Just a year ago, a University of Illinois at Chicago College of Applied Sciences study comparing weight lost using Isagenix® versus a “heart-healthy” diet won a prestigious award from the American Society of Nutrition. The study was lead by Dr. Krista Varady, Ph.D., an Associate Professor and researcher at UIC. She’s contributed to more than 40 peer-reviewed publications and been featured on television, in print and in person as an authority on intermittent fasting for weight loss.
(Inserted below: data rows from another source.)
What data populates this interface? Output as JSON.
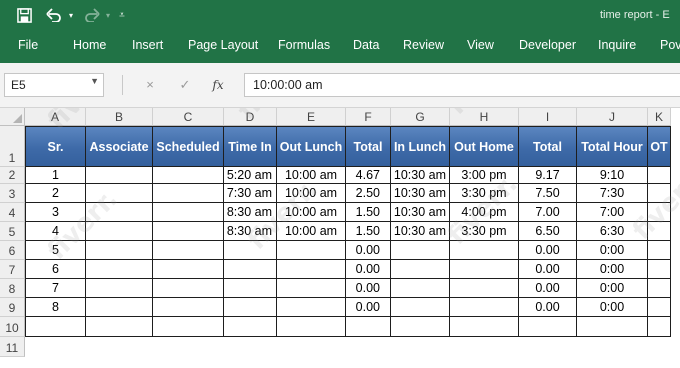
{
  "window": {
    "title": "time report - E"
  },
  "ribbon": {
    "tabs": [
      "File",
      "Home",
      "Insert",
      "Page Layout",
      "Formulas",
      "Data",
      "Review",
      "View",
      "Developer",
      "Inquire",
      "Pov"
    ]
  },
  "formula_bar": {
    "name_box": "E5",
    "cancel_icon": "×",
    "enter_icon": "✓",
    "fx_label": "fx",
    "value": "10:00:00 am"
  },
  "sheet": {
    "columns": [
      "A",
      "B",
      "C",
      "D",
      "E",
      "F",
      "G",
      "H",
      "I",
      "J",
      "K"
    ],
    "rows": [
      "1",
      "2",
      "3",
      "4",
      "5",
      "6",
      "7",
      "8",
      "9",
      "10",
      "11"
    ],
    "headers": [
      "Sr.",
      "Associate",
      "Scheduled",
      "Time In",
      "Out Lunch",
      "Total",
      "In Lunch",
      "Out Home",
      "Total",
      "Total Hour",
      "OT"
    ],
    "data": [
      [
        "1",
        "",
        "",
        "5:20 am",
        "10:00 am",
        "4.67",
        "10:30 am",
        "3:00 pm",
        "9.17",
        "9:10",
        ""
      ],
      [
        "2",
        "",
        "",
        "7:30 am",
        "10:00 am",
        "2.50",
        "10:30 am",
        "3:30 pm",
        "7.50",
        "7:30",
        ""
      ],
      [
        "3",
        "",
        "",
        "8:30 am",
        "10:00 am",
        "1.50",
        "10:30 am",
        "4:00 pm",
        "7.00",
        "7:00",
        ""
      ],
      [
        "4",
        "",
        "",
        "8:30 am",
        "10:00 am",
        "1.50",
        "10:30 am",
        "3:30 pm",
        "6.50",
        "6:30",
        ""
      ],
      [
        "5",
        "",
        "",
        "",
        "",
        "0.00",
        "",
        "",
        "0.00",
        "0:00",
        ""
      ],
      [
        "6",
        "",
        "",
        "",
        "",
        "0.00",
        "",
        "",
        "0.00",
        "0:00",
        ""
      ],
      [
        "7",
        "",
        "",
        "",
        "",
        "0.00",
        "",
        "",
        "0.00",
        "0:00",
        ""
      ],
      [
        "8",
        "",
        "",
        "",
        "",
        "0.00",
        "",
        "",
        "0.00",
        "0:00",
        ""
      ],
      [
        "",
        "",
        "",
        "",
        "",
        "",
        "",
        "",
        "",
        "",
        ""
      ]
    ]
  },
  "watermark": "fiverr.",
  "colors": {
    "ribbon": "#217346",
    "header_fill": "#3e6aa8",
    "grid_line": "#1e1e1e"
  }
}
The long-term goal of her research program is to “test the ability of novel dietary restriction strategies to facilitate weight loss and decrease cardiovascular risk in obese populations.” One of Dr. Varady’s studies compared subjects using an Isagenix system to subjects following a standard “heart-healthy” diet.
The 10-week study demonstrated clear, clinical validation for using an Isagenix system. By the numbers, the results look like this:
- Isagenix users had an average of 56% greater reduction in body weight.
- Isagenix users averaged a 47% greater reduction in body fat.
- Isagenix users had more than twice the reduction of visceral fat than their “heart-healthy” counterparts.
- Isagenix users had a 35% greater reduction in oxidative stress.
MRI Scans Show Visceral Fat in a Study Participant Before (fig. A) and After (fig. B) Using Isagenix Products
Intangible, but equally important, Dr. Varady observed that the participants using Isagenix “seemed to adhere [to the system] better because of the convenience factor of the Isagenix system.” They found there were less dishes to wash, there wasn’t that much prep involved and the Isagenix system is portable. “Those are actually really important things,” observed Dr. Varady. “If a diet is hard to do, people aren’t going to do it for very long.” She also noticed that “Isagenix people just seemed happier” and they didn’t feel motivated to binge because “they really did find the shakes quite filling.”
Dr. Varady’s study has been published in two prestigious, high-profile, peer-reviewed publications,Nutrition Journal and Nutrition & Metabolism. It was selected for an oral presentation at the American Society for Nutrition’s (ASN) 2013 annual meeting at the Experimental Biology Conference. Last, but far from least, the study’s abstract won the ASN obesity research interest section abstract competition. Only five abstracts were recognized as winners in a competitive field of more than 100 studies.
If you’re not familiar with academic research protocols, you can learn more about why Dr. Varady’s study was well-designed, ethical and scientifically-sound from Dr. Nick Messina.